Apple’s best potential customers, however, are systems managers at large corporations and government institutions—people the company has bypassed for years, since they tended to spurn its wares as underpowered or unfamiliar. The sales staff pitched the Macintosh to ordinary individuals in corporations, rather than to the professional systems types, touting the computer’s graphics or its usefulness in desktop publishing. That “Trojan horse” strategy for sneaking into IBM’s stronghold was enormously successful, but to keep growing, Apple must now do more. As Loren puts it, “We need to get the Mac into ‘mission critical’ applications.”

Loren has a better feel than most Apple executives for how to move Macs into the mainstream. People at Cigna say his quick grasp of complex business and strategic issues in the insurance industry helped give the company important competitive advantages. “What made him unique,” says Hank Lebed, a former Cigna president, “was his ability to relate technology to the overall goal of the business.” At Loren’s direction, Cigna put computer terminals in the offices of independent insurance agents, which encouraged the agents to write more Cigna policies and reduced paperwork and data entry chores for Cigna workers. Loren also hooked risk analysts at Ford Motor and other big companies to Cigna terminals that helped them calculate which risks should be self-insured and which handled by outside companies. The strategy created good will with customers and encouraged them to keep coming back to Cigna.
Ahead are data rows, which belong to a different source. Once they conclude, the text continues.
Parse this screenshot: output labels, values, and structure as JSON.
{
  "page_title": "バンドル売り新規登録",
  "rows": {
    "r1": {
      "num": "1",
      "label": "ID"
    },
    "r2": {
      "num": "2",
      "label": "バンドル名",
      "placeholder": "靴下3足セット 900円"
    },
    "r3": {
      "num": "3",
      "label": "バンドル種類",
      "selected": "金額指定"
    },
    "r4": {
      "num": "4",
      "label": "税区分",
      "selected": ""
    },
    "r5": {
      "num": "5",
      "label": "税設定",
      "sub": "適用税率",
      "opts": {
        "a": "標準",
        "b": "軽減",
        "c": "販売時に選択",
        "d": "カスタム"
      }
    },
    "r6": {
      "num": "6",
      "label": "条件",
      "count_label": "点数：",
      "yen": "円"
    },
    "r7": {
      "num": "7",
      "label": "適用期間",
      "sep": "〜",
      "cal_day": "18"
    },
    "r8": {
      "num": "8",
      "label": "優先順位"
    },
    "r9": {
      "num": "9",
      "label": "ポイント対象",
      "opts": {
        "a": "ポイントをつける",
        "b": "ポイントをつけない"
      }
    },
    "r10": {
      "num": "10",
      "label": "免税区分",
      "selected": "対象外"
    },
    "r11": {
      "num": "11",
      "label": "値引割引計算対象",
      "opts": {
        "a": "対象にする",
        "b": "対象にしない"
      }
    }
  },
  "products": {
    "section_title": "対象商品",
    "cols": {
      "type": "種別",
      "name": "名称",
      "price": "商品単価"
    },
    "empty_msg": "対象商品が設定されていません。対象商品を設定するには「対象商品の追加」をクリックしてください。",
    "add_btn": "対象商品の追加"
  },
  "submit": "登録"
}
The way Apple does business with big companies has already begun to change under Loren. Says Max Hopper, head of information systems at American Airlines: “He understands our needs because he used to be on the other side of the fence.” Hopper estimates that Apple spent $500,000 reworking Macintosh software so the Mac could function as a terminal for American’s huge Sabre ticket reservation system. Putting the Mac into all 15,000 travel agencies that use Sabre would be too expensive, says Hopper, “but we may offer it as an option to agents who want it.”

Loren seems off to a good start with some customers who count. But can Apple really sell $10 billion a year of right-brained empowerment? Some computer analysts wonder. Says John Dean, with Montgomery Securities in San Francisco: “I worry that Apple will fall victim to what I call the Volkswagen syndrome. Volkswagen was a daring company that shook up the auto industry by introducing something dramatically different. But then it got cautious—started making incremental improvements in little things like taillights and windshield-wiper blades—and faded into history.”
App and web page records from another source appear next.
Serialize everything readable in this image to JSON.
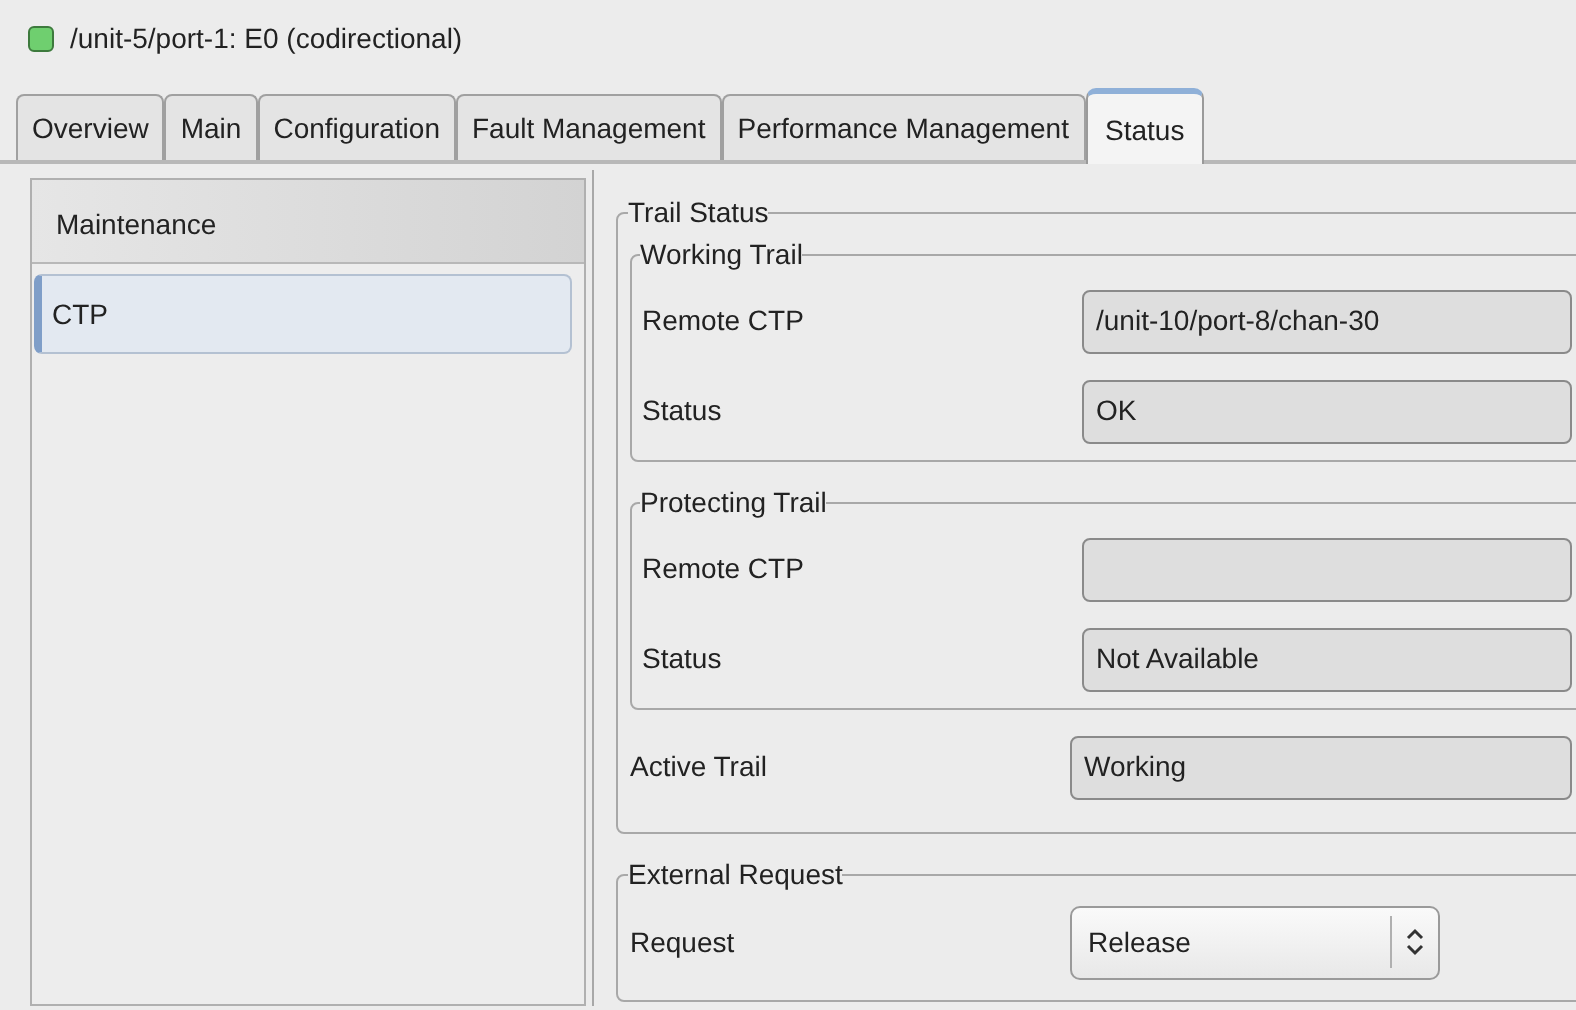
{
  "window": {
    "title": "/unit-5/port-1: E0 (codirectional)"
  },
  "tabs": [
    {
      "label": "Overview",
      "selected": false
    },
    {
      "label": "Main",
      "selected": false
    },
    {
      "label": "Configuration",
      "selected": false
    },
    {
      "label": "Fault Management",
      "selected": false
    },
    {
      "label": "Performance Management",
      "selected": false
    },
    {
      "label": "Status",
      "selected": true
    }
  ],
  "sidebar": {
    "items": [
      {
        "label": "Maintenance",
        "selected": false
      },
      {
        "label": "CTP",
        "selected": true
      }
    ]
  },
  "trail_status": {
    "title": "Trail Status",
    "groups": [
      {
        "title": "Working Trail",
        "fields": [
          {
            "label": "Remote CTP",
            "value": "/unit-10/port-8/chan-30"
          },
          {
            "label": "Status",
            "value": "OK"
          }
        ]
      },
      {
        "title": "Protecting Trail",
        "fields": [
          {
            "label": "Remote CTP"
          },
          {
            "label": "Status",
            "value": "Not Available"
          }
        ]
      }
    ],
    "active_trail": {
      "label": "Active Trail",
      "value": "Working"
    }
  },
  "external_request": {
    "title": "External Request",
    "request": {
      "label": "Request",
      "value": "Release"
    }
  }
}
Despite all the recent fuss, Sculley seems to have developed a sober strategy. What won’t be known for a while is whether Apple’s success still hangs on its ability to create dramatic new products—and whether Sculley has tinkered too much with the soul of the machine that makes them.

Reporter Associate: Patricia A. Langan
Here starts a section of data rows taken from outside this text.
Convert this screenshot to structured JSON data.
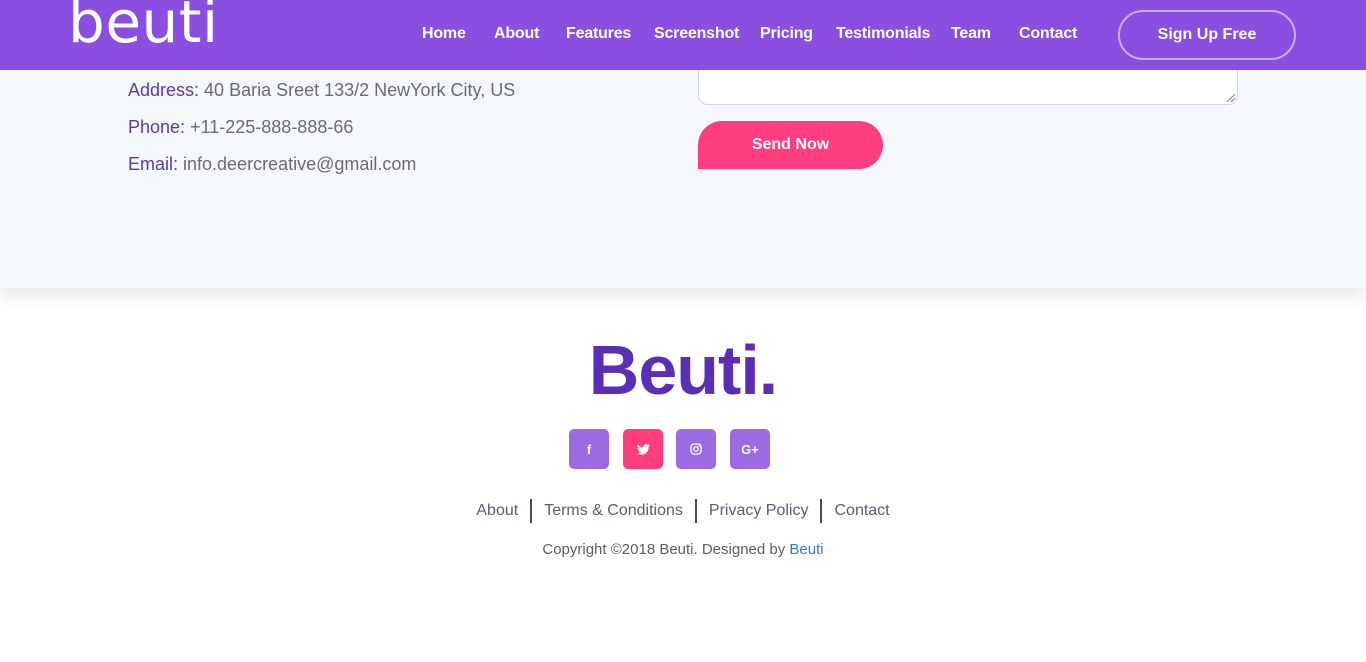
{
  "header": {
    "logo": "beuti",
    "nav": [
      {
        "label": "Home"
      },
      {
        "label": "About"
      },
      {
        "label": "Features"
      },
      {
        "label": "Screenshot"
      },
      {
        "label": "Pricing"
      },
      {
        "label": "Testimonials"
      },
      {
        "label": "Team"
      },
      {
        "label": "Contact"
      }
    ],
    "signup_label": "Sign Up Free"
  },
  "contact": {
    "address_label": "Address:",
    "address_value": " 40 Baria Sreet 133/2 NewYork City, US",
    "phone_label": "Phone:",
    "phone_value": " +11-225-888-888-66",
    "email_label": "Email:",
    "email_value": " info.deercreative@gmail.com",
    "message_value": "",
    "send_label": "Send Now"
  },
  "footer": {
    "brand": "Beuti.",
    "social": [
      {
        "icon": "facebook-icon",
        "glyph": "f",
        "color": "#9c6be3"
      },
      {
        "icon": "twitter-icon",
        "glyph": "🐦",
        "color": "#ff3d7f"
      },
      {
        "icon": "instagram-icon",
        "glyph": "◎",
        "color": "#9c6be3"
      },
      {
        "icon": "google-plus-icon",
        "glyph": "G+",
        "color": "#9c6be3"
      }
    ],
    "links": [
      {
        "label": "About"
      },
      {
        "label": "Terms & Conditions"
      },
      {
        "label": "Privacy Policy"
      },
      {
        "label": "Contact"
      }
    ],
    "copyright_prefix": "Copyright ©2018 Beuti. Designed by ",
    "copyright_link": "Beuti"
  },
  "colors": {
    "nav_bg": "#8a4ee0",
    "accent_pink": "#ff3d7f",
    "brand_purple": "#5b2fb5",
    "link_blue": "#3478d4"
  }
}
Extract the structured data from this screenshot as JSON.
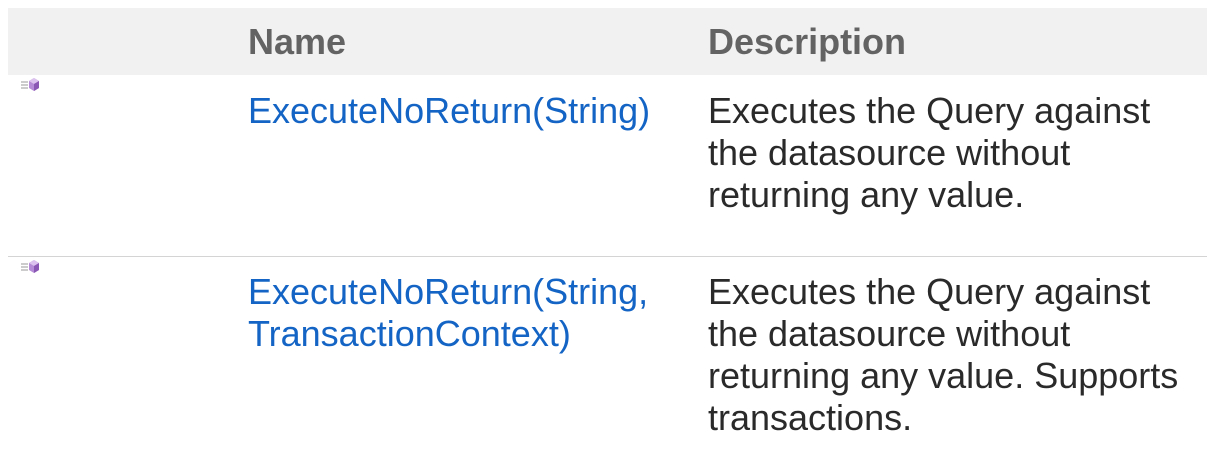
{
  "table": {
    "headers": {
      "icon": "",
      "name": "Name",
      "description": "Description"
    },
    "rows": [
      {
        "icon": "public-method-icon",
        "name": "ExecuteNoReturn(String)",
        "description": "Executes the Query against the datasource without returning any value."
      },
      {
        "icon": "public-method-icon",
        "name": "ExecuteNoReturn(String, TransactionContext)",
        "description": "Executes the Query against the datasource without returning any value. Supports transactions."
      }
    ]
  },
  "colors": {
    "header_background": "#f1f1f1",
    "header_text": "#636363",
    "link": "#1364c4",
    "text": "#2a2a2a",
    "divider": "#d4d4d4",
    "icon_accent": "#b58ad6"
  }
}
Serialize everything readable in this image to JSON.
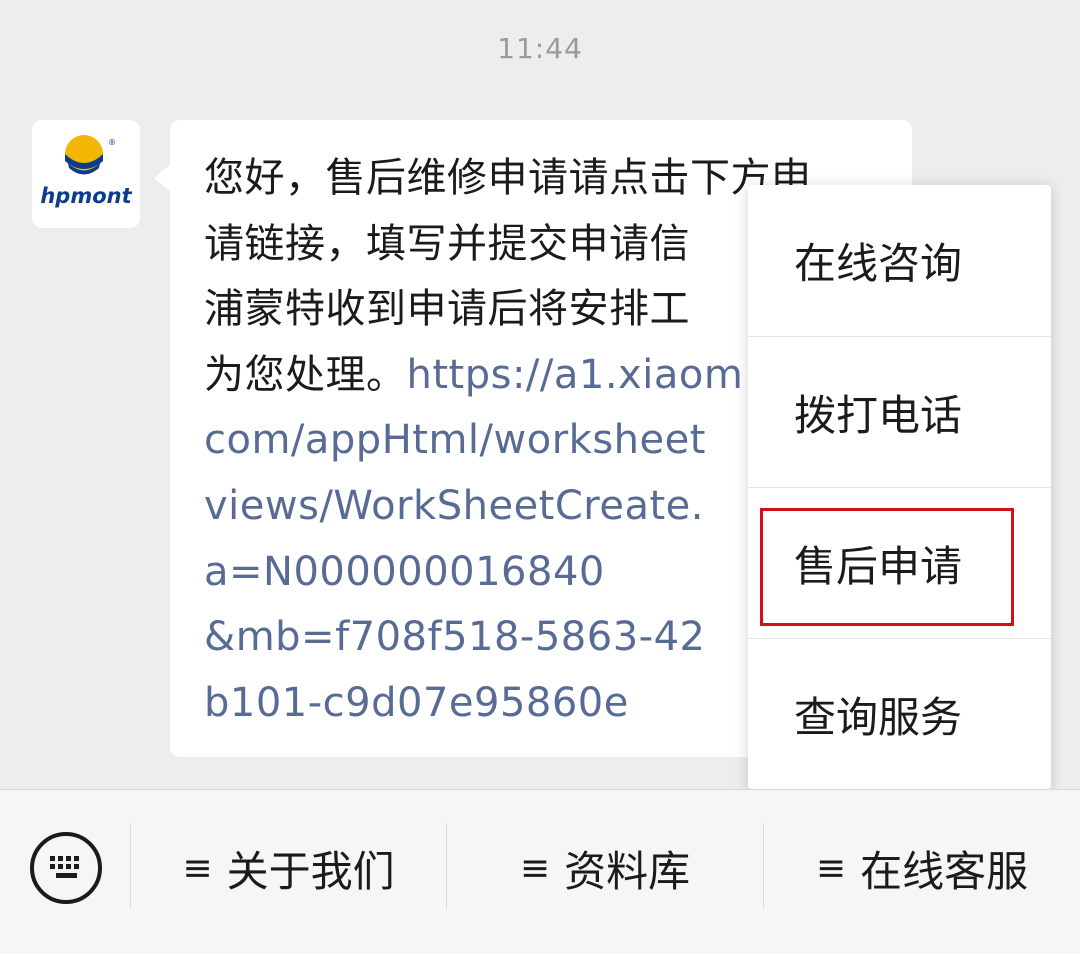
{
  "timestamp": "11:44",
  "avatar": {
    "logo_text": "hpmont",
    "registered": "®"
  },
  "message": {
    "text_line1": "您好，售后维修申请请点击下方申",
    "text_line2": "请链接，填写并提交申请信",
    "text_line3": "浦蒙特收到申请后将安排工",
    "text_line4": "为您处理。",
    "link_line1": "https://a1.xiaom",
    "link_line2": "com/appHtml/worksheet",
    "link_line3": "views/WorkSheetCreate.",
    "link_line4": "a=N000000016840",
    "link_line5": "&mb=f708f518-5863-42",
    "link_line6": "b101-c9d07e95860e"
  },
  "menu": {
    "items": [
      {
        "label": "在线咨询"
      },
      {
        "label": "拨打电话"
      },
      {
        "label": "售后申请"
      },
      {
        "label": "查询服务"
      }
    ]
  },
  "bottom_bar": {
    "menu_glyph": "≡",
    "btn1": "关于我们",
    "btn2": "资料库",
    "btn3": "在线客服"
  },
  "colors": {
    "link": "#576b95",
    "highlight": "#d0111b",
    "background": "#ededed",
    "logo_blue": "#0b3d8c",
    "logo_yellow": "#f2b705"
  }
}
A version of this article was originally published in the May 8, 1989 issue of Fortune.